New international criminal court becomes reality

 

The dream of creating a permanent court to try the world's most heinous crimes became a reality today, hailed by many as a landmark human rights achievement but rejected by the United States.

Ireland was among 10 nations that brought the total number to ratify a Rome treaty establishing the International Criminal Court to 66 ' six more than needed to bring the treaty into force on July 1st.

Ireland deposited its papers at the same time as nine other nations - Bosnia, Bulgaria, Cambodia, Congo, Jordan, Mongolia, Niger, Romania and Slovakia - so the honour of being the 60th state does not go only to one country.

"The required number of 60 ratifications for the entry into force of the Rome statute has been reached," said chief UN legal counsel Mr Hans Corell to sustained applause. "A page in the history of humankind is being turned."

The tribunal is expected to go into operation next year in The Hague, Netherlands, a belated effort to fulfil the promise of the Nuremberg trials 56 years ago, when Nazi leaders were prosecuted for new categories of war crimes against humanity.

The new tribunal has jurisdiction only when countries are unwilling or unable to prosecute individuals for the world's most serious atrocities: genocide, crimes against humanity, war crimes and other gross human-rights abuses.

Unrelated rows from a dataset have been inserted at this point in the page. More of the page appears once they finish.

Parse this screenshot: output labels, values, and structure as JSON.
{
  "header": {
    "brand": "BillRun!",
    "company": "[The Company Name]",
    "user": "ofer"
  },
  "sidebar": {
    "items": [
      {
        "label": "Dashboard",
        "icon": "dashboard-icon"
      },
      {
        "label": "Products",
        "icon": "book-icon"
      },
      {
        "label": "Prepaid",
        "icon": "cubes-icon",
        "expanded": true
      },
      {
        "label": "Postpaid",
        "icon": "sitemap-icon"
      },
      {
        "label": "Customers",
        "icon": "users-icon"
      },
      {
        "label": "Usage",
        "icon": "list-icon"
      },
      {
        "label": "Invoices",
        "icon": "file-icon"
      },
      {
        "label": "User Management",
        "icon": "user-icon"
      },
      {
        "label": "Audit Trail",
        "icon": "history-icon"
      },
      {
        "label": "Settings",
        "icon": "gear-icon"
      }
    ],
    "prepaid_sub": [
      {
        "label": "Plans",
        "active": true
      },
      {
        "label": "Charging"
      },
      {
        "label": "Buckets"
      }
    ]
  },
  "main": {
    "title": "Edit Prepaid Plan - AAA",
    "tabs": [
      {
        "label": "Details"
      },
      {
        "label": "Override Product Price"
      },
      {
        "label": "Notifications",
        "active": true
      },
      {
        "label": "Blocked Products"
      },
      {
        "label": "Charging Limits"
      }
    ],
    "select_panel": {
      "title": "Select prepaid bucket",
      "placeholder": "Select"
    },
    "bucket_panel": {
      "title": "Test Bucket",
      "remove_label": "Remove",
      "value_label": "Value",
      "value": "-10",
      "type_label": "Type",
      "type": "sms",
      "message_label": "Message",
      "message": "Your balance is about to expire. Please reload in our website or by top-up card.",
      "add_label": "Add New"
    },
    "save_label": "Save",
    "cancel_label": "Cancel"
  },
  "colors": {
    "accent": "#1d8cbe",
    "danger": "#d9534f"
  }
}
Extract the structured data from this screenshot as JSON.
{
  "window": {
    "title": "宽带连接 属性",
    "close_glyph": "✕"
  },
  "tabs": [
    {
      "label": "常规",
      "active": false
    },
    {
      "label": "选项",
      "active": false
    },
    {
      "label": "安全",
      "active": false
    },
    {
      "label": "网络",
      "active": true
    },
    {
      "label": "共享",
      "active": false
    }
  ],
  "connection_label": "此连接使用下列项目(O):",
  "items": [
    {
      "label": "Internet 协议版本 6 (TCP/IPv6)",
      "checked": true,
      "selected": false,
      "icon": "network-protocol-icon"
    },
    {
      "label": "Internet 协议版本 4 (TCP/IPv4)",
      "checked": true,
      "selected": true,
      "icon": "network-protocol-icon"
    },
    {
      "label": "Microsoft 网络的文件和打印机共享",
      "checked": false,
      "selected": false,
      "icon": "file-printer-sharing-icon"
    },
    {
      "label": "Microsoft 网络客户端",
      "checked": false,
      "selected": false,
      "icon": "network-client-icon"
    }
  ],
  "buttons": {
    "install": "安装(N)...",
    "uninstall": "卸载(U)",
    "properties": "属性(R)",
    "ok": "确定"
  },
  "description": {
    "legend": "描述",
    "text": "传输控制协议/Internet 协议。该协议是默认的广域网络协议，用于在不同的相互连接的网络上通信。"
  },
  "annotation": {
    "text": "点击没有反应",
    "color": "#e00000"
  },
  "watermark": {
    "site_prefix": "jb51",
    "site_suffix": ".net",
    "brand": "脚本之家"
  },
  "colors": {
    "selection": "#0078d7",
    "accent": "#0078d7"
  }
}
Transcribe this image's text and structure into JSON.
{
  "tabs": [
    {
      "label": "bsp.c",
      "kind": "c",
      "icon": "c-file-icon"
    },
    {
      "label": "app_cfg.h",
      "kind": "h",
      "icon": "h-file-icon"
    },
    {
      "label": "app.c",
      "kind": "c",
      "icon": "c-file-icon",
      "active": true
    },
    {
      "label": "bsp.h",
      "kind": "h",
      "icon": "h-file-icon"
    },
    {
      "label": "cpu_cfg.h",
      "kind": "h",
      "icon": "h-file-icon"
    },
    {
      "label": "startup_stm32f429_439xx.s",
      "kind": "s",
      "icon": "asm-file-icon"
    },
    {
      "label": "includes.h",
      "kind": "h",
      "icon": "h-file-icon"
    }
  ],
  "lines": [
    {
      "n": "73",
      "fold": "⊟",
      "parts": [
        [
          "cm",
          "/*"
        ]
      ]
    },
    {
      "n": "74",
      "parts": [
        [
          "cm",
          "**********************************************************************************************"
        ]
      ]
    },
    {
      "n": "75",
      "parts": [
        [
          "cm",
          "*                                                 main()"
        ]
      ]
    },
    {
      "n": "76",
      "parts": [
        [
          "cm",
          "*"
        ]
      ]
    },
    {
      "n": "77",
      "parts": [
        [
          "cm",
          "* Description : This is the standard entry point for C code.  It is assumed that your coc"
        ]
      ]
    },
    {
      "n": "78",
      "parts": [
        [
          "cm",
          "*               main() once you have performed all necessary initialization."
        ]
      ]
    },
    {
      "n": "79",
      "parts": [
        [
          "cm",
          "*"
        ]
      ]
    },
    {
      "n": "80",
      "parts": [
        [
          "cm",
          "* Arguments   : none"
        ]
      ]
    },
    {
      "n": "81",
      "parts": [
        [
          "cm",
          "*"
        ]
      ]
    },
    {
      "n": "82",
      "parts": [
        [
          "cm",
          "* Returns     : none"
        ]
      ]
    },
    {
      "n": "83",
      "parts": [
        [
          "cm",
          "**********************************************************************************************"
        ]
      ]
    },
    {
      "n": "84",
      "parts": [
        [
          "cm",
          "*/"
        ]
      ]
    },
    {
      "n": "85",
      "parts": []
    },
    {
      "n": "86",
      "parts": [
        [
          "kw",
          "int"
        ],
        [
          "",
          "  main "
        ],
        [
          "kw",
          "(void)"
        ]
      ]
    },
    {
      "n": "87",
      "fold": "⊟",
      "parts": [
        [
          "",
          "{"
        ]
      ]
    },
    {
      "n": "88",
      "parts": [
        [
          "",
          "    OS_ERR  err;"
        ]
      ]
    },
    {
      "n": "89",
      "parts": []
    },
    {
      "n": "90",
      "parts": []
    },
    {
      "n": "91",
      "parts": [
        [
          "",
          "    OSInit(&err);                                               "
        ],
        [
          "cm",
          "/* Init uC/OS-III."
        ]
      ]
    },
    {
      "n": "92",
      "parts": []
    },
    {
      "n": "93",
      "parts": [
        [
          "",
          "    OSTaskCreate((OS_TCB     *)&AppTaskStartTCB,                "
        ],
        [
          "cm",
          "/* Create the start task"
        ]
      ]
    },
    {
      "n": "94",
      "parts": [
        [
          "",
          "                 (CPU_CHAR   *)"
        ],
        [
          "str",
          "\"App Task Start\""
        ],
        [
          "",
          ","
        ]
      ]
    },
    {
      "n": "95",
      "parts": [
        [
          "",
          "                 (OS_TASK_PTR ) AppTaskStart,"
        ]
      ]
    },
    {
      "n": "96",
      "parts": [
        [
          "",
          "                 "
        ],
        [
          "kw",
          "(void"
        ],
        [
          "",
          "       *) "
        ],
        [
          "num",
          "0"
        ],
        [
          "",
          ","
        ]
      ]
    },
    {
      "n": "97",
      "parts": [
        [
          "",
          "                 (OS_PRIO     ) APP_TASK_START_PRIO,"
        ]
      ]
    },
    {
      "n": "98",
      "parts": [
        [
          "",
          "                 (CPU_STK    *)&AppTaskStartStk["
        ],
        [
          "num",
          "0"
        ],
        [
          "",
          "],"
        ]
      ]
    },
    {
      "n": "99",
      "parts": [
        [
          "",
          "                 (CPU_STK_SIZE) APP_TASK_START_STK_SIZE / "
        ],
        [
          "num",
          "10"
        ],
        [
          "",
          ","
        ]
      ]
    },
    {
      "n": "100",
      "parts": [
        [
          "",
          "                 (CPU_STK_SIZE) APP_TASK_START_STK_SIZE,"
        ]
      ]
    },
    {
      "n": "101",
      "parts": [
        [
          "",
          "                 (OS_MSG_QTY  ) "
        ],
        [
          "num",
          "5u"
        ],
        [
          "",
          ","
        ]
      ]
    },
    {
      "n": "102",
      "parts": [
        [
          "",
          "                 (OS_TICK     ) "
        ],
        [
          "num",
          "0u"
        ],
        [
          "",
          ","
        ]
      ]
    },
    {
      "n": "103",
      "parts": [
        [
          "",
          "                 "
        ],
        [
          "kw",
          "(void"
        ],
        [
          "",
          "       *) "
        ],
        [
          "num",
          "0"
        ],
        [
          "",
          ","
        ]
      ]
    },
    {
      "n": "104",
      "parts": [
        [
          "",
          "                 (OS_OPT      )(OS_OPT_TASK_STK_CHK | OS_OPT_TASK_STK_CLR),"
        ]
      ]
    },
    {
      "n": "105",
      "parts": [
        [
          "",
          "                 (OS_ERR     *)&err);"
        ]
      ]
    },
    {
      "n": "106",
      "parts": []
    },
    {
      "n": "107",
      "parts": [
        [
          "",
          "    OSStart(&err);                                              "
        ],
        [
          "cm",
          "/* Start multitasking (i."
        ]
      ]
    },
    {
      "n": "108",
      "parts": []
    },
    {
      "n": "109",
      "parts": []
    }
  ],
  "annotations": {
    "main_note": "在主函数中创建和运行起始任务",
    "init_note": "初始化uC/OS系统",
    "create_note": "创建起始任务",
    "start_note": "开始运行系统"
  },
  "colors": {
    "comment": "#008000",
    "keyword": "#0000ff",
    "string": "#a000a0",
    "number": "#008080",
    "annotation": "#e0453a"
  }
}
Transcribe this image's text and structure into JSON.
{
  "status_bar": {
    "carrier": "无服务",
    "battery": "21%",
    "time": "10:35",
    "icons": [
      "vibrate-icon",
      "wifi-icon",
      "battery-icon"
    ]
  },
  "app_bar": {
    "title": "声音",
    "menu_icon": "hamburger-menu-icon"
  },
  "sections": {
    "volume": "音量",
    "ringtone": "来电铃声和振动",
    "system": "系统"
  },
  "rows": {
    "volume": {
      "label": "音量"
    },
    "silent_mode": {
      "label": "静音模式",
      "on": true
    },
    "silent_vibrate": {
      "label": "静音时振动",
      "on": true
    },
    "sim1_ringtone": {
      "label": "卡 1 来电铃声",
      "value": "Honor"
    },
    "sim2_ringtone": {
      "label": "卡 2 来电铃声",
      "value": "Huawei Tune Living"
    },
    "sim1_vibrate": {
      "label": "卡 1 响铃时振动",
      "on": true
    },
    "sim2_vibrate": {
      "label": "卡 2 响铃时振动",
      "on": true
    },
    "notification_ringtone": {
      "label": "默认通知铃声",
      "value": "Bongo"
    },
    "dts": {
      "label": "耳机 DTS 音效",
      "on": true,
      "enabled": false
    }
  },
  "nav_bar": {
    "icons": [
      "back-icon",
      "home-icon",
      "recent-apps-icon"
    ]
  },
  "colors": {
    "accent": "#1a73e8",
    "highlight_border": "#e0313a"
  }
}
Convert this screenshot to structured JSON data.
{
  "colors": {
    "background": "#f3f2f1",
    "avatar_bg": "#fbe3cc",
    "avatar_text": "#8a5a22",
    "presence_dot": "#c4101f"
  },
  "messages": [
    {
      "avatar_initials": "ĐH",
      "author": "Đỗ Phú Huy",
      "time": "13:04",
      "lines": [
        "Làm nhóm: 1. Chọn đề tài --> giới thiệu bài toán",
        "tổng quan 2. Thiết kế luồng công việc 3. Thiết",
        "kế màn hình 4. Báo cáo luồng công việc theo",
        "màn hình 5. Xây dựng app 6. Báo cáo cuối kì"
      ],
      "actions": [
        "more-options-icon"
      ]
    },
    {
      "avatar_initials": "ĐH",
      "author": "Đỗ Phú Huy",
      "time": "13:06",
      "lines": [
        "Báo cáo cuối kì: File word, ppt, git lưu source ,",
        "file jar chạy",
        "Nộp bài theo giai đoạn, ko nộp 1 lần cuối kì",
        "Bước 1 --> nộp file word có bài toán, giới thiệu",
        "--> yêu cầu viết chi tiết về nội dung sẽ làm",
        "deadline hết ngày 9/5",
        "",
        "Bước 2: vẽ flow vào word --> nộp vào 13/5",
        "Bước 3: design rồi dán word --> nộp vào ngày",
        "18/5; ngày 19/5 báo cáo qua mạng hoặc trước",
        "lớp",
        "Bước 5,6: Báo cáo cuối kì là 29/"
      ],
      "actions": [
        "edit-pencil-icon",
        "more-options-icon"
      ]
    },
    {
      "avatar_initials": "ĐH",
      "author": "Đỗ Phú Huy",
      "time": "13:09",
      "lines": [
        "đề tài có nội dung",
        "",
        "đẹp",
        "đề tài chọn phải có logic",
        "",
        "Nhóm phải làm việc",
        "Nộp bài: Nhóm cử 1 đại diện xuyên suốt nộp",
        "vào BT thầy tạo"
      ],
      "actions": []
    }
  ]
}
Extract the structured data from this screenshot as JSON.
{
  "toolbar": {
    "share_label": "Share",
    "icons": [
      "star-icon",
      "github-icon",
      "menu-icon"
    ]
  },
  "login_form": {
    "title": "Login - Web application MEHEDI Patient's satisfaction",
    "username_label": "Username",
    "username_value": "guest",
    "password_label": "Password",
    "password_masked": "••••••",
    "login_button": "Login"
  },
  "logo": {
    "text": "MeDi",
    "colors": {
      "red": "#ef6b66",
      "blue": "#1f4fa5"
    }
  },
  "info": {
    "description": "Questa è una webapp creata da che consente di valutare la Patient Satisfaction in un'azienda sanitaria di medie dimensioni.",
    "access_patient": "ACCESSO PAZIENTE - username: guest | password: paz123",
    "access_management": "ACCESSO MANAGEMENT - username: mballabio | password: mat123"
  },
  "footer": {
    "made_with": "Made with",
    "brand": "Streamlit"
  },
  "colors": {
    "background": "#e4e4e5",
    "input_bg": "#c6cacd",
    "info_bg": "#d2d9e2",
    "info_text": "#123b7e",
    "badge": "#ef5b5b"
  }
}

Cases can be referred by a country that has ratified the treaty, the UN Security Council or the tribunal's prosecutor after approval from three judges. But the court is not retroactive and cannot probe crimes committed before July 1st.

In a rebuff to its European allies, a major force behind the court, the Bush administration rejected the entire concept of a permanent international war crimes tribunal.

And it is considering withdrawing former President Bill Clinton's signature from the Rome treaty, even though President Clinton did not submit it to Congress for ratification, fearing US soldiers abroad would be subjected to frivolous prosecutions.

(Additional reporting Reuters)